Every line holding "this" should be copied from the records below.
·····
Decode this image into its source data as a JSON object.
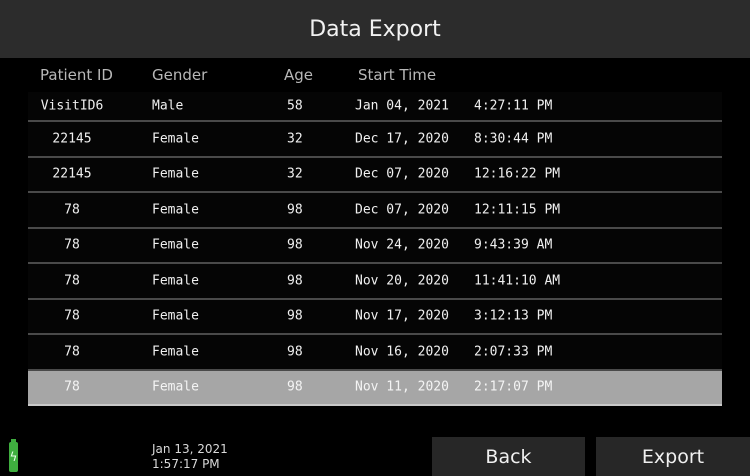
{
  "title": "Data Export",
  "columns": {
    "patient_id": "Patient ID",
    "gender": "Gender",
    "age": "Age",
    "start_time": "Start Time"
  },
  "rows": [
    {
      "patient_id": "VisitID6",
      "gender": "Male",
      "age": "58",
      "date": "Jan 04, 2021",
      "time": "4:27:11 PM"
    },
    {
      "patient_id": "22145",
      "gender": "Female",
      "age": "32",
      "date": "Dec 17, 2020",
      "time": "8:30:44 PM"
    },
    {
      "patient_id": "22145",
      "gender": "Female",
      "age": "32",
      "date": "Dec 07, 2020",
      "time": "12:16:22 PM"
    },
    {
      "patient_id": "78",
      "gender": "Female",
      "age": "98",
      "date": "Dec 07, 2020",
      "time": "12:11:15 PM"
    },
    {
      "patient_id": "78",
      "gender": "Female",
      "age": "98",
      "date": "Nov 24, 2020",
      "time": "9:43:39 AM"
    },
    {
      "patient_id": "78",
      "gender": "Female",
      "age": "98",
      "date": "Nov 20, 2020",
      "time": "11:41:10 AM"
    },
    {
      "patient_id": "78",
      "gender": "Female",
      "age": "98",
      "date": "Nov 17, 2020",
      "time": "3:12:13 PM"
    },
    {
      "patient_id": "78",
      "gender": "Female",
      "age": "98",
      "date": "Nov 16, 2020",
      "time": "2:07:33 PM"
    },
    {
      "patient_id": "78",
      "gender": "Female",
      "age": "98",
      "date": "Nov 11, 2020",
      "time": "2:17:07 PM"
    }
  ],
  "selected_row_index": 8,
  "footer": {
    "battery_icon": "battery-charging-icon",
    "battery_symbol": "ϟ",
    "date": "Jan 13, 2021",
    "time": "1:57:17 PM",
    "back_label": "Back",
    "export_label": "Export"
  },
  "colors": {
    "selected_row": "#a6a6a6",
    "battery": "#3fae3f",
    "button_bg": "#272727",
    "title_bg": "#2c2c2c"
  }
}
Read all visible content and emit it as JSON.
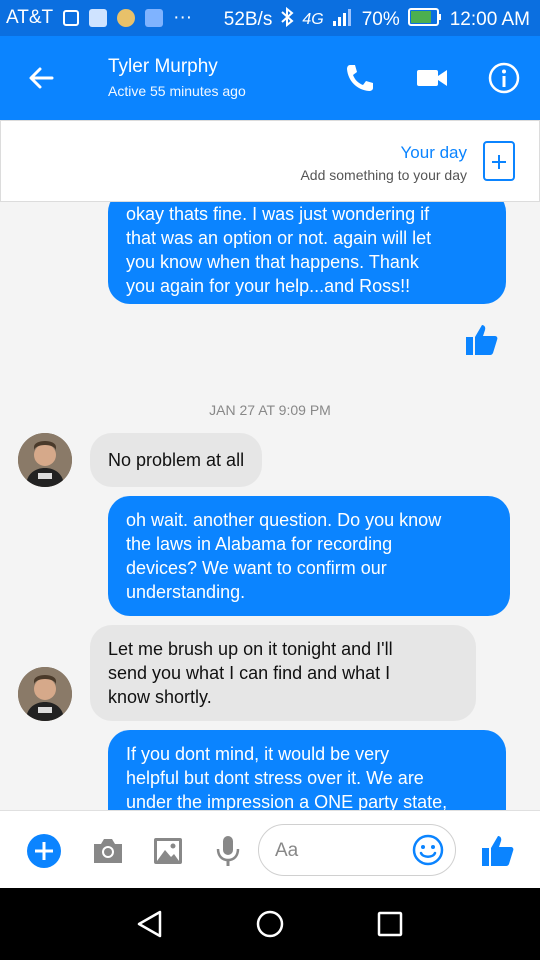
{
  "status_bar": {
    "carrier": "AT&T",
    "more": "···",
    "speed": "52B/s",
    "network": "4G",
    "battery": "70%",
    "time": "12:00 AM"
  },
  "header": {
    "contact_name": "Tyler Murphy",
    "contact_status": "Active 55 minutes ago"
  },
  "your_day": {
    "title": "Your day",
    "subtitle": "Add something to your day"
  },
  "messages": [
    {
      "from": "me",
      "lines": [
        "okay thats fine. I was just wondering if",
        "that was an option or not. again will let",
        "you know when that happens. Thank",
        "you again for your help...and Ross!!"
      ]
    },
    {
      "from": "them",
      "lines": [
        "No problem at all"
      ]
    },
    {
      "from": "me",
      "lines": [
        "oh wait. another question. Do you know",
        "the laws in Alabama for recording",
        "devices? We want to confirm our",
        "understanding."
      ]
    },
    {
      "from": "them",
      "lines": [
        "Let me brush up on it tonight and I'll",
        "send you what I can find and what I",
        "know shortly."
      ]
    },
    {
      "from": "me",
      "lines": [
        "If you dont mind, it would be very",
        "helpful but dont stress over it. We are",
        "under the impression a ONE party state,"
      ]
    }
  ],
  "timestamp": "JAN 27 AT 9:09 PM",
  "composer": {
    "placeholder": "Aa"
  },
  "colors": {
    "brand": "#0b84ff",
    "status_bar": "#0b6fe0",
    "incoming_bubble": "#e6e6e6"
  }
}
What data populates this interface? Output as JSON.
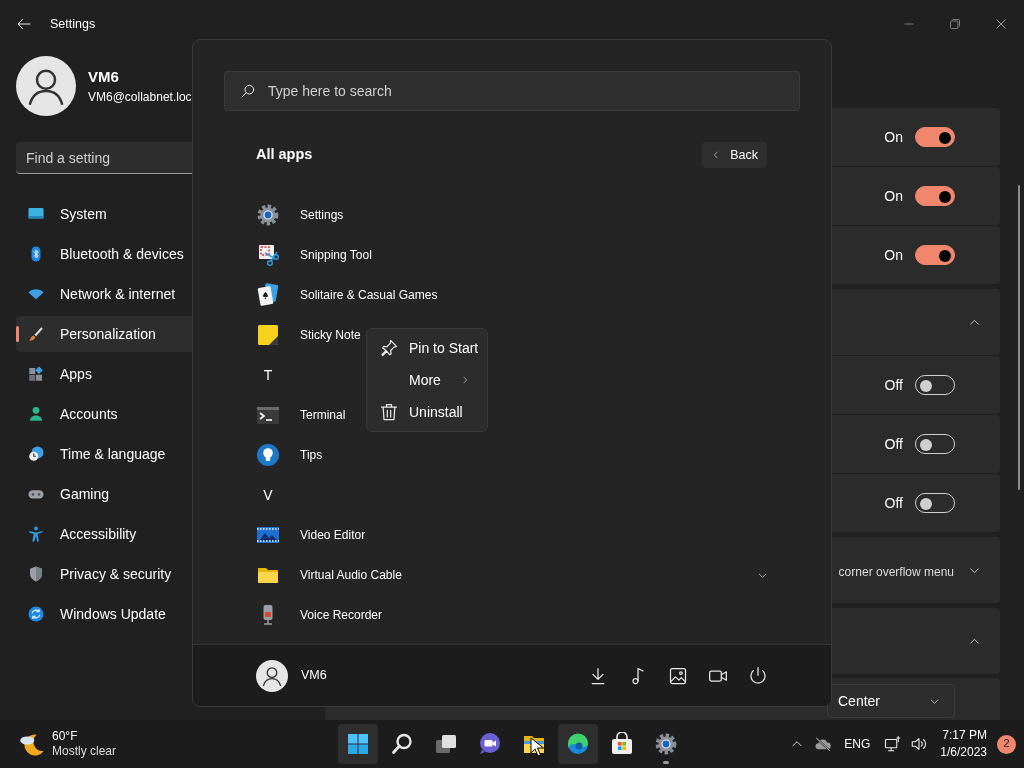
{
  "window": {
    "title": "Settings"
  },
  "profile": {
    "name": "VM6",
    "email": "VM6@collabnet.loc"
  },
  "settings_search": {
    "placeholder": "Find a setting"
  },
  "nav": [
    {
      "label": "System",
      "selected": false
    },
    {
      "label": "Bluetooth & devices",
      "selected": false
    },
    {
      "label": "Network & internet",
      "selected": false
    },
    {
      "label": "Personalization",
      "selected": true
    },
    {
      "label": "Apps",
      "selected": false
    },
    {
      "label": "Accounts",
      "selected": false
    },
    {
      "label": "Time & language",
      "selected": false
    },
    {
      "label": "Gaming",
      "selected": false
    },
    {
      "label": "Accessibility",
      "selected": false
    },
    {
      "label": "Privacy & security",
      "selected": false
    },
    {
      "label": "Windows Update",
      "selected": false
    }
  ],
  "content_rows": [
    {
      "kind": "toggle",
      "state_text": "On",
      "on": true
    },
    {
      "kind": "toggle",
      "state_text": "On",
      "on": true
    },
    {
      "kind": "toggle",
      "state_text": "On",
      "on": true
    },
    {
      "kind": "group",
      "expanded": true
    },
    {
      "kind": "toggle",
      "state_text": "Off",
      "on": false
    },
    {
      "kind": "toggle",
      "state_text": "Off",
      "on": false
    },
    {
      "kind": "toggle",
      "state_text": "Off",
      "on": false
    },
    {
      "kind": "group",
      "expanded": false,
      "text": "corner overflow menu"
    },
    {
      "kind": "group",
      "expanded": true
    },
    {
      "kind": "dropdown",
      "value": "Center"
    }
  ],
  "start_menu": {
    "search_placeholder": "Type here to search",
    "heading": "All apps",
    "back": "Back",
    "apps": [
      {
        "kind": "app",
        "label": "Settings"
      },
      {
        "kind": "app",
        "label": "Snipping Tool"
      },
      {
        "kind": "app",
        "label": "Solitaire & Casual Games"
      },
      {
        "kind": "app",
        "label": "Sticky Note"
      },
      {
        "kind": "letter",
        "label": "T"
      },
      {
        "kind": "app",
        "label": "Terminal"
      },
      {
        "kind": "app",
        "label": "Tips"
      },
      {
        "kind": "letter",
        "label": "V"
      },
      {
        "kind": "app",
        "label": "Video Editor"
      },
      {
        "kind": "app",
        "label": "Virtual Audio Cable",
        "expanded": false
      },
      {
        "kind": "app",
        "label": "Voice Recorder"
      }
    ],
    "user": "VM6"
  },
  "context_menu": [
    {
      "label": "Pin to Start",
      "submenu": false
    },
    {
      "label": "More",
      "submenu": true
    },
    {
      "label": "Uninstall",
      "submenu": false
    }
  ],
  "taskbar": {
    "weather": {
      "temperature": "60°F",
      "condition": "Mostly clear"
    },
    "apps": [
      {
        "highlighted": true,
        "running": false
      },
      {
        "highlighted": false,
        "running": false
      },
      {
        "highlighted": false,
        "running": false
      },
      {
        "highlighted": false,
        "running": false
      },
      {
        "highlighted": false,
        "running": false
      },
      {
        "highlighted": true,
        "running": false
      },
      {
        "highlighted": false,
        "running": false
      },
      {
        "highlighted": false,
        "running": true
      }
    ],
    "language": "ENG",
    "time": "7:17 PM",
    "date": "1/6/2023",
    "notifications": "2"
  }
}
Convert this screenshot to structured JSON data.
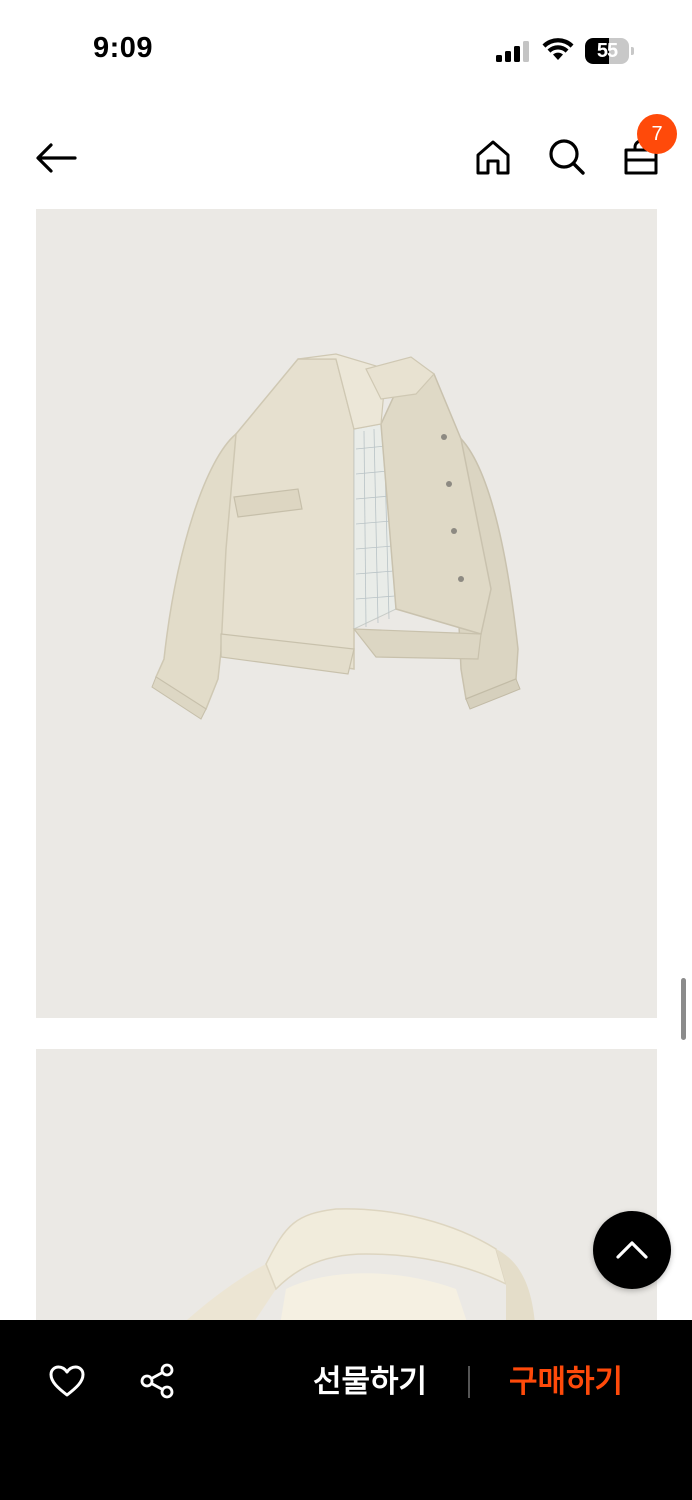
{
  "status_bar": {
    "time": "9:09",
    "battery_level": "55",
    "battery_fraction": 0.55
  },
  "header": {
    "icons": [
      "back-arrow-icon",
      "home-icon",
      "search-icon",
      "shopping-bag-icon"
    ],
    "cart_count": "7",
    "badge_color": "#ff4a0a"
  },
  "product": {
    "images": [
      "jacket-front-open-photo",
      "jacket-collar-detail-photo"
    ],
    "background_color": "#ebe9e5"
  },
  "bottom_bar": {
    "gift_label": "선물하기",
    "buy_label": "구매하기",
    "buy_color": "#ff4a0a",
    "icons": [
      "heart-icon",
      "share-icon"
    ]
  }
}
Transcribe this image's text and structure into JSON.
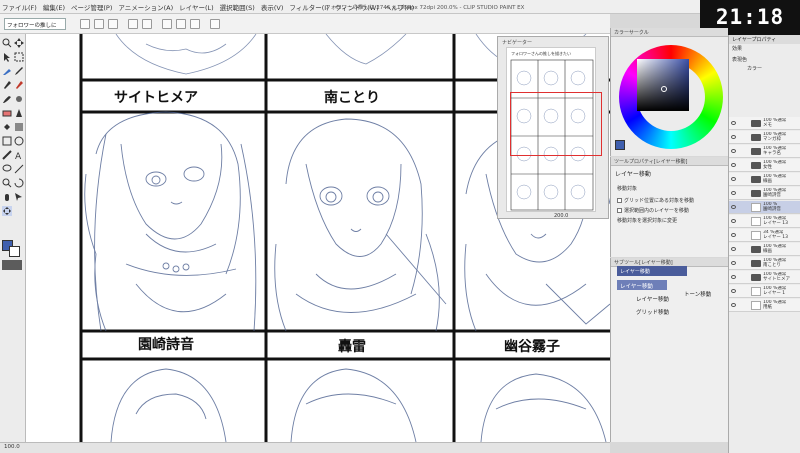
{
  "window": {
    "title": "フォロワーの推しに 2746 x 1058px 72dpi 200.0% - CLIP STUDIO PAINT EX",
    "menu": [
      "ファイル(F)",
      "編集(E)",
      "ページ管理(P)",
      "アニメーション(A)",
      "レイヤー(L)",
      "選択範囲(S)",
      "表示(V)",
      "フィルター(I)",
      "ウィンドウ(W)",
      "ヘルプ(H)"
    ]
  },
  "clock": {
    "time": "21:18"
  },
  "document_tab": {
    "label": "フォロワーの推しに"
  },
  "canvas": {
    "labels": {
      "top_left": "サイトヒメア",
      "top_mid": "南ことり",
      "bottom_left": "園崎詩音",
      "bottom_mid": "轟雷",
      "bottom_right": "幽谷霧子"
    }
  },
  "status_bar": {
    "zoom": "100.0",
    "info": ""
  },
  "navigator": {
    "title": "ナビゲーター",
    "thumb_heading": "フォロワーさんの推しを描きたい",
    "zoom": "200.0"
  },
  "color_panel": {
    "title": "カラーサークル",
    "current_color": "#3f5fae"
  },
  "tool_property": {
    "title": "ツールプロパティ[レイヤー移動]",
    "tool_name": "レイヤー移動",
    "move_target_label": "移動対象",
    "options": [
      "グリッド位置にある対象を移動",
      "選択範囲内のレイヤーを移動",
      "移動対象を選択対象に変更"
    ]
  },
  "sub_tool": {
    "title": "サブツール[レイヤー移動]",
    "tab": "レイヤー移動",
    "items": [
      "レイヤー移動",
      "レイヤー移動",
      "トーン移動",
      "グリッド移動"
    ]
  },
  "layer_panel": {
    "title": "レイヤープロパティ",
    "effect_label": "効果",
    "expression_label": "表現色",
    "expression_value": "カラー",
    "layers": [
      {
        "name": "100 %通常\nメモ",
        "type": "folder"
      },
      {
        "name": "100 %通常\nマンガ枠",
        "type": "folder"
      },
      {
        "name": "100 %通常\nキャラ名",
        "type": "folder"
      },
      {
        "name": "100 %通常\n女性",
        "type": "folder"
      },
      {
        "name": "100 %通常\n線画",
        "type": "folder"
      },
      {
        "name": "100 %通常\n園崎詩音",
        "type": "folder"
      },
      {
        "name": "100 %\n園崎詩音",
        "type": "layer",
        "selected": true
      },
      {
        "name": "100 %通常\nレイヤー 13",
        "type": "layer"
      },
      {
        "name": "34 %通常\nレイヤー 13",
        "type": "layer"
      },
      {
        "name": "100 %通常\n線画",
        "type": "folder"
      },
      {
        "name": "100 %通常\n南ことり",
        "type": "folder"
      },
      {
        "name": "100 %通常\nサイトヒメア",
        "type": "folder"
      },
      {
        "name": "100 %通常\nレイヤー 1",
        "type": "layer"
      },
      {
        "name": "100 %通常\n用紙",
        "type": "layer"
      }
    ]
  }
}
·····
_Response below:_
Decode this image into its source data as a JSON object.
What data populates this interface? Output as JSON.
Convert this screenshot to structured JSON data.
Transcribe this image's text and structure into JSON.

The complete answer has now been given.